Researchers reported that women had a more collaborative leadership style than men. They create open communication channels and foster a healthy environment for their employees. Women also bring with them a fresh perspective to boardroom and workplace discussions.
But women continue to face challenges that make it difficult for them to advance their careers. They must overcome several obstacles to reach top management levels. Some of which include work-life balance issues, discrimination in the workplace, and prejudice based on their gender.
Researchers have also noted that women also lack access to corporate networks to advance their careers. Women seem to agree, arguing how difficult it is to access male-dominated networks, boards, and committees.
Some researchers have brought up the term homosociality, which refers to the concept that individuals tend to associate with others who are most like themselves. They say that this is one of the reasons why it is difficult for women to be accepted for an open position that is predominantly surrounded by, and often chosen by, other men.
Both men and women should try to avoid homosocial networks. Instead, they should engage with directors from both sexes in order to balance their strengths and learn from each other.
So how can we overcome these issues in our modern, business society?
Nomination committees should take note of these concepts and issues. They should make an effort to source promising women candidates and offer them support.
Businesses should also review their policies for maternity leave and parenting. Men should also be encouraged to take advantage of family and parenting benefits. Household responsibilities should be shared between both parents.
When men and women are both allowed time off for parenting, both create a positive impact on their homes.
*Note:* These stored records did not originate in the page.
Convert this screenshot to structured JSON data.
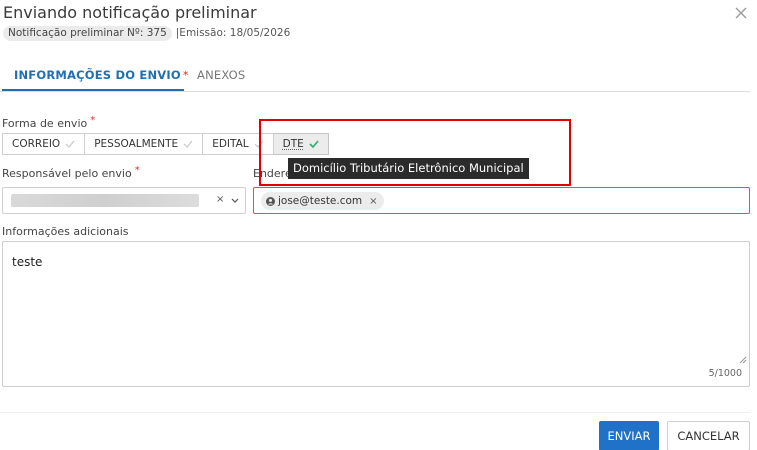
{
  "dialog": {
    "title": "Enviando notificação preliminar",
    "badge": "Notificação preliminar Nº: 375",
    "emission": "|Emissão: 18/05/2026"
  },
  "tabs": [
    {
      "label": "INFORMAÇÕES DO ENVIO",
      "required_mark": "*",
      "active": true
    },
    {
      "label": "ANEXOS",
      "active": false
    }
  ],
  "form": {
    "forma_envio": {
      "label": "Forma de envio",
      "required_mark": "*",
      "options": [
        {
          "label": "CORREIO",
          "selected": false
        },
        {
          "label": "PESSOALMENTE",
          "selected": false
        },
        {
          "label": "EDITAL",
          "selected": false
        },
        {
          "label": "DTE",
          "selected": true
        }
      ],
      "tooltip": "Domicílio Tributário Eletrônico Municipal"
    },
    "responsavel": {
      "label": "Responsável pelo envio",
      "required_mark": "*",
      "clear": "×"
    },
    "endereco": {
      "label": "Endereço eletrônico",
      "chip": "jose@teste.com",
      "chip_remove": "×"
    },
    "info": {
      "label": "Informações adicionais",
      "value": "teste",
      "counter": "5/1000"
    }
  },
  "actions": {
    "send": "ENVIAR",
    "cancel": "CANCELAR"
  },
  "colors": {
    "primary": "#1f72c7",
    "tab_active": "#1f6fb2",
    "required": "#d9362b",
    "highlight": "#e00000",
    "check": "#2eae6a"
  }
}
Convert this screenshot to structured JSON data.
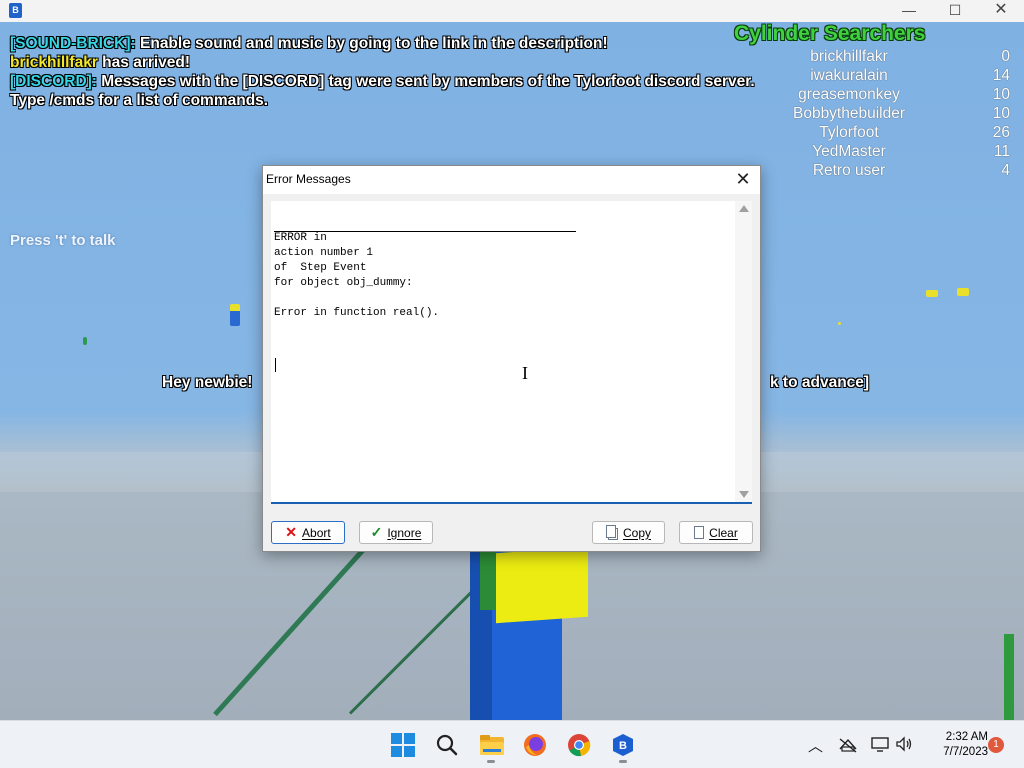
{
  "window": {
    "app_icon": "B",
    "minimize_symbol": "—",
    "maximize_symbol": "☐",
    "close_symbol": "✕"
  },
  "chat": {
    "lines": [
      {
        "tag": "[SOUND-BRICK]:",
        "text": " Enable sound and music by going to the link in the description!"
      },
      {
        "tag": "brickhillfakr",
        "text": " has arrived!"
      },
      {
        "tag": "[DISCORD]:",
        "text": " Messages with the [DISCORD] tag were sent by members of the Tylorfoot discord server."
      },
      {
        "tag": "",
        "text": "Type /cmds for a list of commands."
      }
    ],
    "hint": "Press 't' to talk",
    "bubble_left": "Hey newbie! ",
    "bubble_right": "k to advance]"
  },
  "leaderboard": {
    "title": "Cylinder Searchers",
    "rows": [
      {
        "name": "brickhillfakr",
        "score": "0"
      },
      {
        "name": "iwakuralain",
        "score": "14"
      },
      {
        "name": "greasemonkey",
        "score": "10"
      },
      {
        "name": "Bobbythebuilder",
        "score": "10"
      },
      {
        "name": "Tylorfoot",
        "score": "26"
      },
      {
        "name": "YedMaster",
        "score": "11"
      },
      {
        "name": "Retro user",
        "score": "4"
      }
    ]
  },
  "dialog": {
    "title": "Error Messages",
    "close_symbol": "✕",
    "error_text": "\n\nERROR in\naction number 1\nof  Step Event\nfor object obj_dummy:\n\nError in function real().",
    "buttons": {
      "abort": "Abort",
      "ignore": "Ignore",
      "copy": "Copy",
      "clear": "Clear"
    }
  },
  "taskbar": {
    "clock_time": "2:32 AM",
    "clock_date": "7/7/2023",
    "notification_count": "1",
    "tray_chevron": "︿"
  },
  "colors": {
    "sky": "#7fb1e3",
    "chat_tag_cyan": "#35d6e6",
    "chat_tag_yellow": "#f3e72a",
    "leaderboard_title": "#3fd13f",
    "avatar_body": "#1f63d6",
    "avatar_head": "#ecec12",
    "accent": "#1a5fb4"
  }
}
And both have the time and opportunity to advance their careers with the other one sharing responsibilities at home.
Legislation is another option to encourage and advance gender diversity in the workplace. Women should have equal access to the same jobs and salaries as men. And while this has come a long way in the last several decades, there is still opportunity for improvement.
Gender diversity can benefit the workplace in many ways. Men and women both have their unique talents and strengths. By working together, a diverse group can achieve so much more. Businesses should take a closer look at their boards and top management staff. How well do they work together? Is there room for improvement? What can gender diversity help your company achieve?